How are Australian higher education institutions contributing to innovative teaching and learning through virtual worlds?
David Bourget (Western Ontario)
David Chalmers (ANU, NYU)
Rafael De Clercq
Jack Alan Reynolds
Learn more about PhilPapers
Brent Gregory, Sue Gregory, Bogdanovych A., Jacobson Michael, Newstead Anne & Simeon Simoff and Many Others
In Gregory Sue (ed.), Proceedings of Ascilite 2011 (Australian Society of Computers in Tertiary Education). Ascilite (2011)
Over the past decade, teaching and learning in virtual worlds has been at the forefront of many higher education institutions around the world. The DEHub Virtual Worlds Working Group (VWWG) consisting of Australian and New Zealand higher education academics was formed in 2009. These educators are investigating the role that virtual worlds play in the future of education and actively changing the direction of their own teaching practice and curricula. 47 academics reporting on 28 Australian higher education institutions present an overview of how they have changed directions through the effective use of virtual worlds for diverse teaching and learning activities such as business scenarios and virtual excursions, role-play simulations, experimentation and language development.

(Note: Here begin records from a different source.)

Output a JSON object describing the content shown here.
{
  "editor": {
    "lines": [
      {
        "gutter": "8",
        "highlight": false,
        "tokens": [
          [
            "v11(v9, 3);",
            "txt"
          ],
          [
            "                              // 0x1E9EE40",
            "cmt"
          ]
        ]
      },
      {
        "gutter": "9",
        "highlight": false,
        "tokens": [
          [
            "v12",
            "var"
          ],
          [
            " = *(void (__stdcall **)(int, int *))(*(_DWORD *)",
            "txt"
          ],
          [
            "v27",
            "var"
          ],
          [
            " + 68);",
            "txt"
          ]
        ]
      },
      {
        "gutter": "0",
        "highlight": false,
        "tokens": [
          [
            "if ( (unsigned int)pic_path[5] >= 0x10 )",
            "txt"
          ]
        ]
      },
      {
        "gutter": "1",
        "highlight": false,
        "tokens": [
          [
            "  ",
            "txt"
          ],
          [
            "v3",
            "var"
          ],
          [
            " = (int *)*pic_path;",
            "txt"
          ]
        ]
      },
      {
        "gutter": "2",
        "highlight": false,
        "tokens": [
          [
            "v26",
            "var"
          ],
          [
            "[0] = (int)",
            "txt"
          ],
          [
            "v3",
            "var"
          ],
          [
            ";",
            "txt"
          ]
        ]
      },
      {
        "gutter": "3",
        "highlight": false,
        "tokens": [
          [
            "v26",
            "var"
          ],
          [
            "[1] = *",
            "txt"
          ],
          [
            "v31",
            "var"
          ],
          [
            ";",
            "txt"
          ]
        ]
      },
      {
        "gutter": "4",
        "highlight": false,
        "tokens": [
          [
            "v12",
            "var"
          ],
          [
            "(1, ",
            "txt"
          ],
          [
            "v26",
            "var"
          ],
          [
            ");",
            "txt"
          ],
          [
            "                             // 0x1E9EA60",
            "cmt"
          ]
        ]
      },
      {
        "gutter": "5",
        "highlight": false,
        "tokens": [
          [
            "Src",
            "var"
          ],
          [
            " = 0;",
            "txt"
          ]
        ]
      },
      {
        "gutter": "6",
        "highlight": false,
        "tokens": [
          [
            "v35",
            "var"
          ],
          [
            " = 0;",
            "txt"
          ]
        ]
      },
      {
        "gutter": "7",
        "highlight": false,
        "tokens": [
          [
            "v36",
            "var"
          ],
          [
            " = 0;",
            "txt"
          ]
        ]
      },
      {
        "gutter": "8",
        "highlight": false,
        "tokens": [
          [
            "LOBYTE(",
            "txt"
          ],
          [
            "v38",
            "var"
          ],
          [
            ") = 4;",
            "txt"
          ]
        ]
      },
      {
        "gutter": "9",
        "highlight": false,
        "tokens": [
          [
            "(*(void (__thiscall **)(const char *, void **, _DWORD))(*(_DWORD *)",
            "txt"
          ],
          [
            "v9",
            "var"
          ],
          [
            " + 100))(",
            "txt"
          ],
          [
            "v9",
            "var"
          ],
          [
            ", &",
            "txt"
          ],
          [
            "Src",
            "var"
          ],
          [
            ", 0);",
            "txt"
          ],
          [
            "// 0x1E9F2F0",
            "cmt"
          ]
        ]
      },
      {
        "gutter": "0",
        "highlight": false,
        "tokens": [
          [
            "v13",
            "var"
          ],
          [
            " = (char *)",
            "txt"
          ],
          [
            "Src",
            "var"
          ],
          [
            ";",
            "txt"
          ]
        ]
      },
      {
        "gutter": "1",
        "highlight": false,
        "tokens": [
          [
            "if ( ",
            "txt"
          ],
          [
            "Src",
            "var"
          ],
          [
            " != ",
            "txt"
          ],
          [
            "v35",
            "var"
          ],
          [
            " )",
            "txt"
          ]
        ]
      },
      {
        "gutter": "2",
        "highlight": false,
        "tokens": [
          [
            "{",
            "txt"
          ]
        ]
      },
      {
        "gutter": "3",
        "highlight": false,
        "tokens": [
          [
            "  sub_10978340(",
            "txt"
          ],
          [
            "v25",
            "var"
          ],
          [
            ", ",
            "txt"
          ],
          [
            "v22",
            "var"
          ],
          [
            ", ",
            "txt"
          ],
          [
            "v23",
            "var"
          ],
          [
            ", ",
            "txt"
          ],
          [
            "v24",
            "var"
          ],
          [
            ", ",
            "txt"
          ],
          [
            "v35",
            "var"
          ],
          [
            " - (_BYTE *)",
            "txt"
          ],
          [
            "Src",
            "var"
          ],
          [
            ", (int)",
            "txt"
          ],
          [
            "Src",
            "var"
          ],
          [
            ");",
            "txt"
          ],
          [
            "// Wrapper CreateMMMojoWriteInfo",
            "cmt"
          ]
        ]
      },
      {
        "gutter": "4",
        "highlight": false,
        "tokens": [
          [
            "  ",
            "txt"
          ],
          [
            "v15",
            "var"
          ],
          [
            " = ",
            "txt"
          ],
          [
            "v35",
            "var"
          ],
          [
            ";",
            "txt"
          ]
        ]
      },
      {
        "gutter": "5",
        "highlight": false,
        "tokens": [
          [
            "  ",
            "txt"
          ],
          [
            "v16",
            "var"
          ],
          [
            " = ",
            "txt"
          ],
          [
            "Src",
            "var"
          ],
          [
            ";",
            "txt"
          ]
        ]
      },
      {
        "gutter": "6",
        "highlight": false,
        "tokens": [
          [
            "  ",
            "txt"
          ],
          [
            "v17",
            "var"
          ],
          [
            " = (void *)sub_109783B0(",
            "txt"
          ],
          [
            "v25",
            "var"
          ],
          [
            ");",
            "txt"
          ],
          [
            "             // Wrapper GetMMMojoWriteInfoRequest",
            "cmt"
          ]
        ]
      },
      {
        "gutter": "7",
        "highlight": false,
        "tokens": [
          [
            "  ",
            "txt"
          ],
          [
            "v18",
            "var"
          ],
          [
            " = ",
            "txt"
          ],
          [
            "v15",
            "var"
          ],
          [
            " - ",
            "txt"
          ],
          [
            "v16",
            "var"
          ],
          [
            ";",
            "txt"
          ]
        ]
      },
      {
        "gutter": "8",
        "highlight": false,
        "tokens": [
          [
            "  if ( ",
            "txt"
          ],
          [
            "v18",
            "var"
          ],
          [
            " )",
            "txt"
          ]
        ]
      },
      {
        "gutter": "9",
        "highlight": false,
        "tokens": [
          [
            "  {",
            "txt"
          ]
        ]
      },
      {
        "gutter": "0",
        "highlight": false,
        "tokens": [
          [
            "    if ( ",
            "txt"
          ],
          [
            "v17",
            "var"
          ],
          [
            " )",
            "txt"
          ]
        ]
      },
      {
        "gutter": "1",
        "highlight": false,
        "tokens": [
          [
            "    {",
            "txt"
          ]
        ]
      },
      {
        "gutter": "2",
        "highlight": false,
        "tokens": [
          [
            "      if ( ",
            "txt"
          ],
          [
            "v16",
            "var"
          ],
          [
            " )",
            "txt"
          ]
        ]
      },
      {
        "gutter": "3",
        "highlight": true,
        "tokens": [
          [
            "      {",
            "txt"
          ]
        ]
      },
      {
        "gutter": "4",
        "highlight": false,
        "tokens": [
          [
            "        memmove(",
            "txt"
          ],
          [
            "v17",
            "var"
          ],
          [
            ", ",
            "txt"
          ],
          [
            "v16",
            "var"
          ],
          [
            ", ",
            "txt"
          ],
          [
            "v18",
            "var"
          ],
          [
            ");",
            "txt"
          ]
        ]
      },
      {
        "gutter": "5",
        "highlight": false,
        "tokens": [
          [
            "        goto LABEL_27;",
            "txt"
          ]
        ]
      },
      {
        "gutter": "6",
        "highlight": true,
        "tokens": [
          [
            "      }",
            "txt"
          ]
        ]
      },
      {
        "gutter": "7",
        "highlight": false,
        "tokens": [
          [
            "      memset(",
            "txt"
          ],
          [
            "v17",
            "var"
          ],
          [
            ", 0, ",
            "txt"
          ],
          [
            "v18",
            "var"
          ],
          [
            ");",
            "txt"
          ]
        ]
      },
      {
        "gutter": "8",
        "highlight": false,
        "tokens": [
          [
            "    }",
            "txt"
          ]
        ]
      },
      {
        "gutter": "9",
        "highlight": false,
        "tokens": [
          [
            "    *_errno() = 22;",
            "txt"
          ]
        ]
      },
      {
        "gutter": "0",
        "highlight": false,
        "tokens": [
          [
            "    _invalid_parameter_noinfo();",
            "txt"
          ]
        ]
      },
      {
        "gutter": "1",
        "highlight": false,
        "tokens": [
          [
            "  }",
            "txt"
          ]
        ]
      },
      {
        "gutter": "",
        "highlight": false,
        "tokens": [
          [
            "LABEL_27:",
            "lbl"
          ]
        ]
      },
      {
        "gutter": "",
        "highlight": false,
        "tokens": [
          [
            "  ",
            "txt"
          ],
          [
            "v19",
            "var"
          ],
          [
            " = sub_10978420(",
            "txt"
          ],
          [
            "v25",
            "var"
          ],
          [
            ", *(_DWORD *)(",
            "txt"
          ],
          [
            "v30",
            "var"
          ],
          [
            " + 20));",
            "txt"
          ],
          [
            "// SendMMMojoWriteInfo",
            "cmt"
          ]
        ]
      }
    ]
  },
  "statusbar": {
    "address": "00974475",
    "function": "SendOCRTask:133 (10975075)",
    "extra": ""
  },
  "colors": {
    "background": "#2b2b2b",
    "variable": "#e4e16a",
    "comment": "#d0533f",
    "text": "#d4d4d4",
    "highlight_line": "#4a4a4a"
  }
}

The case studies offer insights into the ways in which institutions are continuing to change directions in their teaching to meet changing demands for innovative teaching, learning and research in virtual worlds. This paper highlights the ways in which the authors are using virtual worlds to create opportunities for rich, immersive and authentic activities that would be difficult or not possible to achieve through more traditional approaches.
|Keywords||virtual worlds education learning|
|Categories||categorize this paper)|
Setup an account with your affiliations in order to access resources via your University's proxy server
Configure custom proxy (use this if your affiliation does not provide a proxy)
|Through your library|
References found in this work BETA
No references found.
Citations of this work BETA
No citations found.
Similar books and articles
Ashley John Craft (2007). Sin in Cyber-Eden: Understanding the Metaphysics and Morals of Virtual Worlds. [REVIEW] Ethics and Information Technology 9 (3):205-217.
Michael J. Jacobson, Charlotte Taylor, Anne Newstead, Wai Yat Wong, Deborah Richards, Meredith Taylor, Porte John, Kartiko Iwan, Kapur Manu & Hu Chun (2011). Collaborative Virtual Worlds and Productive Failure. In Proceedings of the CSCL (Computer Supported Cognition and Learning) III. University of Hong Kong.
Anne Newstead & Michael J. Jacobson, Collaborative Virtual Worlds for Enhanced Scientific Understanding.
John O'Toole Julie Dunn (2008). Learning in Dramatic and Virtual Worlds: What Do Students Say About Complementarity and Future Directions? Journal of Aesthetic Education 42 (4):pp. 89-104.
Anders Eriksson & Kalle Grill, Who Owns My Avatar? -Rights in Virtual Property. Proceedings of DiGRA 2005 Conference: Changing Views – Worlds in Play.
Nicholas John Munn (2012). The Reality of Friendship Within Immersive Virtual Worlds. Ethics and Information Technology 14 (1):1-10.
Ioan Andone & Napoleon Alexandru Sireteanu, Strategies for Technology-Based Learning in Higher Education.
Robert Scott Stewart & Roderick Nicholls (2002). Virtual Worlds, Travel, and the Picturesque Garden. Philosophy and Geography 5 (1):83 – 99.
Added to index2012-12-06
Total downloads18 ( #109,352 of 1,692,643 )
Recent downloads (6 months)3 ( #75,732 of 1,692,643 )
How can I increase my downloads?